|Crew B||14 Mark Wegner||77 Jim Reynolds||64 Alan Porter||85 Stu Scheurwater||Larry Young|
|Crew C||20 Tom Hallion||10 Phil Cuzzi||13 Todd Tichenor||78 Adam Hamari||Ed Montague|
|Crew D||22 Joe West||56 Eric Cooper||49 Andy Fletcher||93 Will Little||Ed Rapuano|
|Crew E||24 Jerry Layne||21 Hunter Wendelstedt||19 Vic Carapazza||71 Jordan Baker||Randy Marsh|
|Crew F||25 Fieldin Culbreth||39 Paul Nauert||54 C. B. Bucknor||17 D. J. Reyburn||Larry Young|
|Crew G||26 Bill Miller||88 Doug Eddings||16 Mike DiMuro||98 Chris Conroy||Charlie Reliford|
|Crew H||27 Larry Vanover||72 Alfonso Márquez||2 Dan Bellino||86 David Rackley||Randy Marsh|
|Crew I||32 Dana DeMuth||5 Ángel Hernández||15 Ed Hickox||37 Carlos Torres||Ed Montague|
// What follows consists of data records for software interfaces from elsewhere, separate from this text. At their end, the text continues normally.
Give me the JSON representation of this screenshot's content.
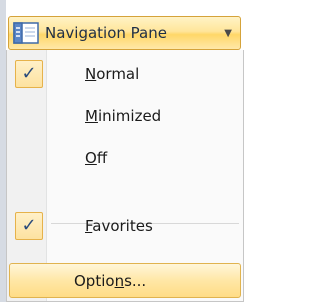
{
  "header": {
    "button_label": "Navigation Pane",
    "icon": "navigation-pane-icon",
    "dropdown_icon": "chevron-down-icon"
  },
  "menu": {
    "items": [
      {
        "label_pre": "",
        "mnemonic": "N",
        "label_post": "ormal",
        "checked": true
      },
      {
        "label_pre": "",
        "mnemonic": "M",
        "label_post": "inimized",
        "checked": false
      },
      {
        "label_pre": "",
        "mnemonic": "O",
        "label_post": "ff",
        "checked": false
      },
      {
        "label_pre": "",
        "mnemonic": "F",
        "label_post": "avorites",
        "checked": true
      }
    ],
    "options": {
      "label_pre": "Optio",
      "mnemonic": "n",
      "label_post": "s..."
    }
  },
  "colors": {
    "highlight_border": "#d5a33a",
    "highlight_fill": "#ffe59a",
    "check_color": "#2a4b7c",
    "text": "#1b1b1b"
  }
}
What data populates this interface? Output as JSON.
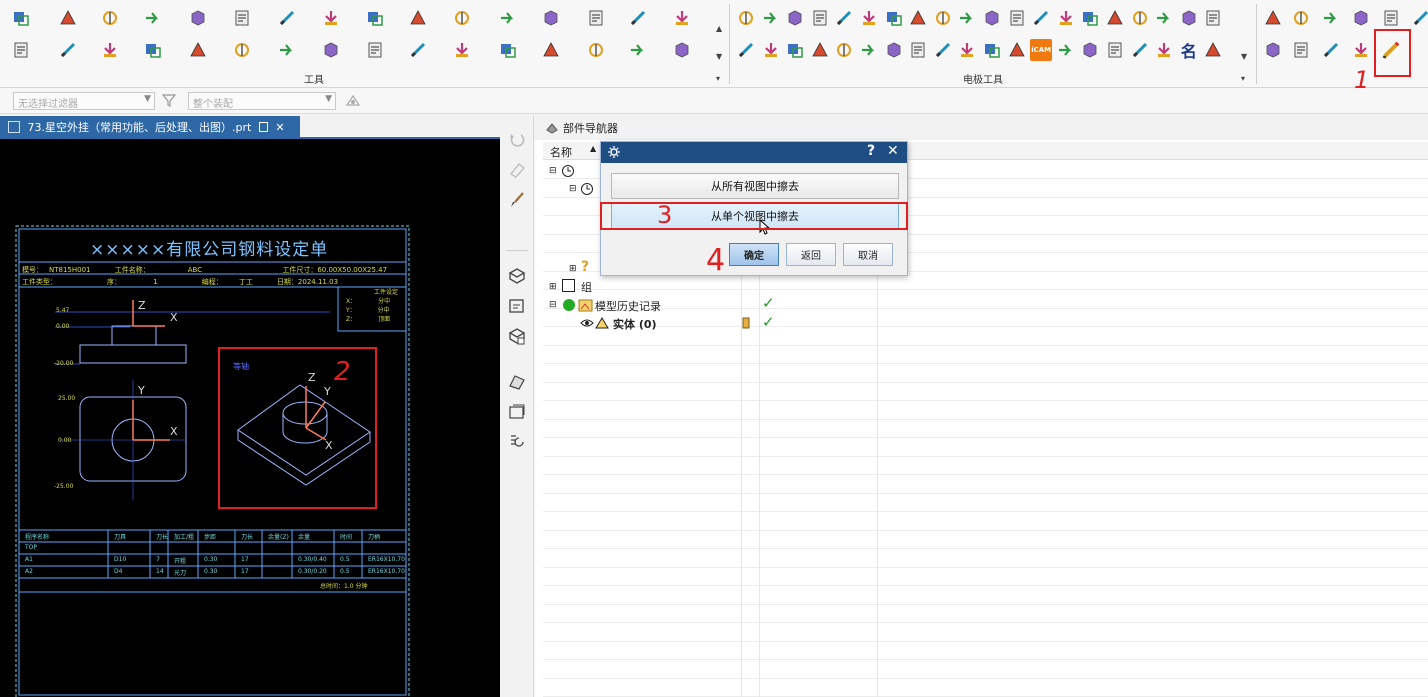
{
  "ribbon": {
    "group_tools_label": "工具",
    "group_electrode_label": "电极工具",
    "icam_label": "iCAM",
    "ming_label": "名"
  },
  "filterbar": {
    "filter_placeholder": "无选择过滤器",
    "assembly_placeholder": "整个装配"
  },
  "document_tab": {
    "title": "73.星空外挂（常用功能、后处理、出图）.prt",
    "close_glyph": "✕"
  },
  "cad_sheet": {
    "title": "×××××有限公司钢料设定单",
    "header_row1": [
      "模号：",
      "NT815H001",
      "工件名称：",
      "ABC",
      "工件尺寸：60.00X50.00X25.47"
    ],
    "header_row2": [
      "工件类型：",
      "序：",
      "1",
      "编程：",
      "丁工",
      "日期：2024.11.03"
    ],
    "side_box": [
      "工件设定",
      "X：",
      "分中",
      "Y：",
      "分中",
      "Z：",
      "顶面"
    ],
    "dims": [
      "5.47",
      "0.00",
      "-20.00",
      "25.00",
      "0.00",
      "-25.00"
    ],
    "view_label": "等轴",
    "axes": {
      "x": "X",
      "y": "Y",
      "z": "Z"
    },
    "table_headers": [
      "程序名称",
      "刀具",
      "刀长",
      "加工/粗",
      "步距",
      "刀长",
      "余量(Z)",
      "余量",
      "时间",
      "刀柄"
    ],
    "table_rows": [
      [
        "TOP",
        "",
        "",
        "",
        "",
        "",
        "",
        "",
        "",
        ""
      ],
      [
        "A1",
        "D10",
        "7",
        "开粗",
        "0.30",
        "17",
        "",
        "0.30/0.40",
        "0.5",
        "ER16X10.70"
      ],
      [
        "A2",
        "D4",
        "14",
        "光刀",
        "0.30",
        "17",
        "",
        "0.30/0.20",
        "0.5",
        "ER16X10.70"
      ]
    ],
    "total": "总时间：1.0 分钟"
  },
  "part_navigator": {
    "title": "部件导航器",
    "col_name": "名称",
    "row_group": "组",
    "row_history": "模型历史记录",
    "row_body": "实体 (0)",
    "check": "✓"
  },
  "dialog": {
    "help_glyph": "?",
    "close_glyph": "✕",
    "btn_erase_all": "从所有视图中擦去",
    "btn_erase_single": "从单个视图中擦去",
    "btn_ok": "确定",
    "btn_back": "返回",
    "btn_cancel": "取消"
  },
  "annotations": [
    "1",
    "2",
    "3",
    "4"
  ],
  "colors": {
    "accent": "#1f4e84",
    "annotation": "#e02020",
    "canvas": "#000000"
  }
}
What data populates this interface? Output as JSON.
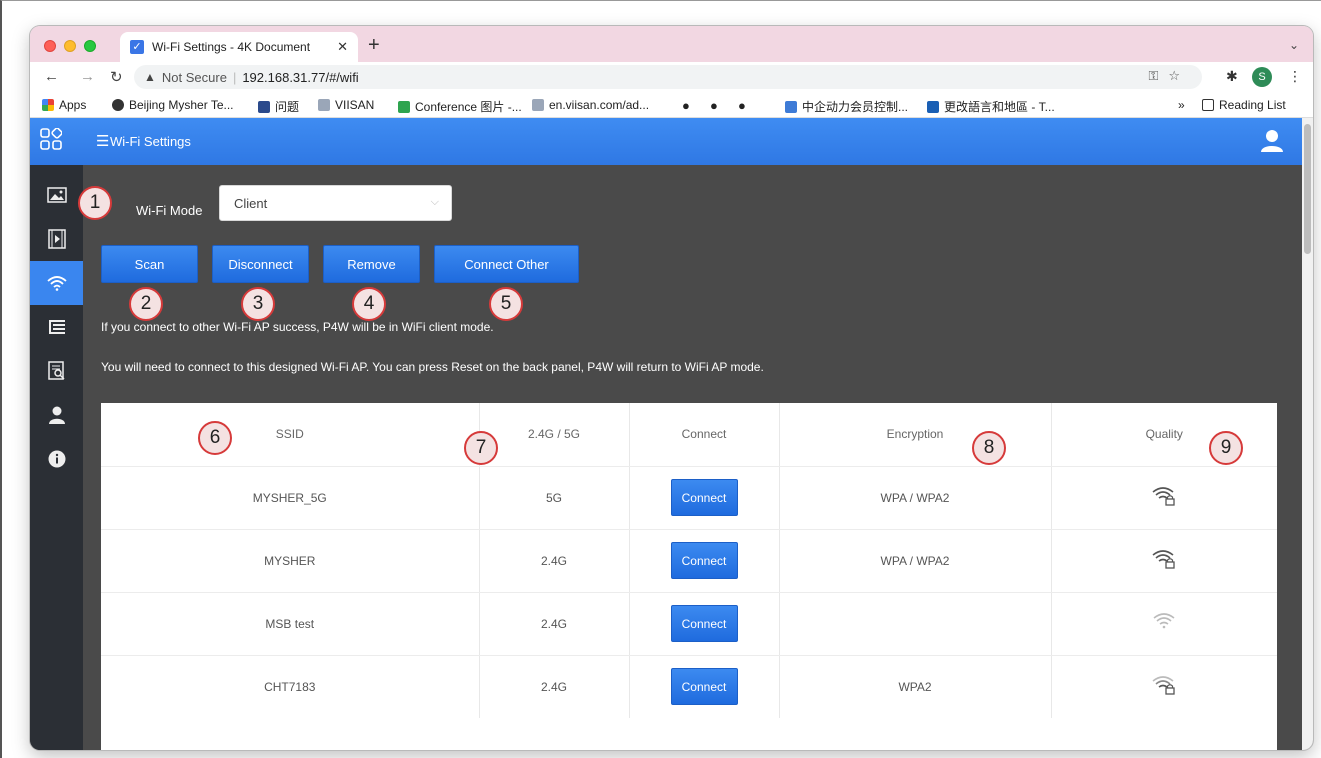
{
  "browser": {
    "tab_title": "Wi-Fi Settings - 4K Document",
    "new_tab": "+",
    "address_security": "Not Secure",
    "address_url": "192.168.31.77/#/wifi",
    "profile_initial": "S",
    "bookmarks": [
      "Apps",
      "Beijing Mysher Te...",
      "问题",
      "VIISAN",
      "Conference 图片 -...",
      "en.viisan.com/ad...",
      "中企动力会员控制...",
      "更改語言和地區 - T..."
    ],
    "bookmarks_more": "»",
    "reading_list": "Reading List"
  },
  "app": {
    "header_title": "Wi-Fi Settings",
    "sidebar_icons": [
      "image-icon",
      "video-icon",
      "wifi-icon",
      "list-icon",
      "search-doc-icon",
      "user-icon",
      "info-icon"
    ],
    "wifi_mode_label": "Wi-Fi Mode",
    "wifi_mode_value": "Client",
    "buttons": {
      "scan": "Scan",
      "disconnect": "Disconnect",
      "remove": "Remove",
      "connect_other": "Connect Other"
    },
    "note1": "If you connect to other Wi-Fi AP success, P4W will be in WiFi client mode.",
    "note2": "You will need to connect to this designed Wi-Fi AP. You can press Reset on the back panel, P4W will return to WiFi AP mode.",
    "table": {
      "headers": [
        "SSID",
        "2.4G / 5G",
        "Connect",
        "Encryption",
        "Quality"
      ],
      "rows": [
        {
          "ssid": "MYSHER_5G",
          "band": "5G",
          "connect": "Connect",
          "encryption": "WPA / WPA2"
        },
        {
          "ssid": "MYSHER",
          "band": "2.4G",
          "connect": "Connect",
          "encryption": "WPA / WPA2"
        },
        {
          "ssid": "MSB test",
          "band": "2.4G",
          "connect": "Connect",
          "encryption": ""
        },
        {
          "ssid": "CHT7183",
          "band": "2.4G",
          "connect": "Connect",
          "encryption": "WPA2"
        }
      ]
    },
    "callouts": [
      "1",
      "2",
      "3",
      "4",
      "5",
      "6",
      "7",
      "8",
      "9"
    ]
  },
  "colors": {
    "accent": "#2f78e4",
    "sidebar": "#2b2f35",
    "content_bg": "#4a4a4a",
    "callout_border": "#d63a3a"
  }
}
|Crew J||33 Mike Winters||95 Tim Timmons||30 Rob Drake||76 Mike Muchlinski||Ed Rapuano|
|Crew K||34 Sam Holbrook||58 Dan Iassogna||28 Jim Wolf||79 Manny Gonzalez||Rich Rieker|
|Crew L||38 Gary Cederstrom||51 Marvin Hudson||80 Adrian Johnson||81 Quinn Wolcott||Chuck Meriwether|
|Crew M||41 Jerry Meals||46 Ron Kulpa||60 Marty Foster||47 Gabe Morales||Rich Rieker|
|Crew N||45 Jeff Nelson||63 Laz Diaz||11 Tony Randazzo||89 Cory Blaser||Ed Montague|
|Crew O||50 Paul Emmel||1 Bruce Dreckman||4 Chad Fairchild||83 Mike Estabrook||Charlie Reliford|
|Crew P||57 Mike Everitt||3 Bill Welke||68 Chris Guccione||94 Lance Barrett||Charlie Reliford|
|Crew Q||65 Ted Barrett||44 Kerwin Danley||23 Lance Barksdale||74 John Tumpane||Chuck Meriwether|
|Crew R||8 Jeff Kellogg||7 Brian O'Nora||92 James Hoye||90 Mark Ripperger||Rich Rieker|
|Crew S||9 Brian Gorman||6 Mark Carlson||87 Scott Barry||73 Tripp Gibson||Larry Young|
According to the Middle English dictionary entry for noumpere, the predecessor of umpire came from the Old French nonper (from non, "not" and per, "equal"), meaning "one who is requested to act as arbiter of a dispute between two people", or that the arbiter is not paired with anyone in the dispute.
In Middle English, the earliest form of this shows up as noumper around 1350, and the earliest version without the n shows up as owmpere, a variant spelling in Middle English, circa 1440.
The n was lost after it was written (in 1426-1427) as a noounpier with the a being the indefinite article. The leading n became attached to the article, changing it to an Oumper around 1475; this sort of linguistic shift is called false splitting. Thus today one says "an umpire" instead of "a numpire".
First-hand account of umpiring in the dying days of Negro league ball.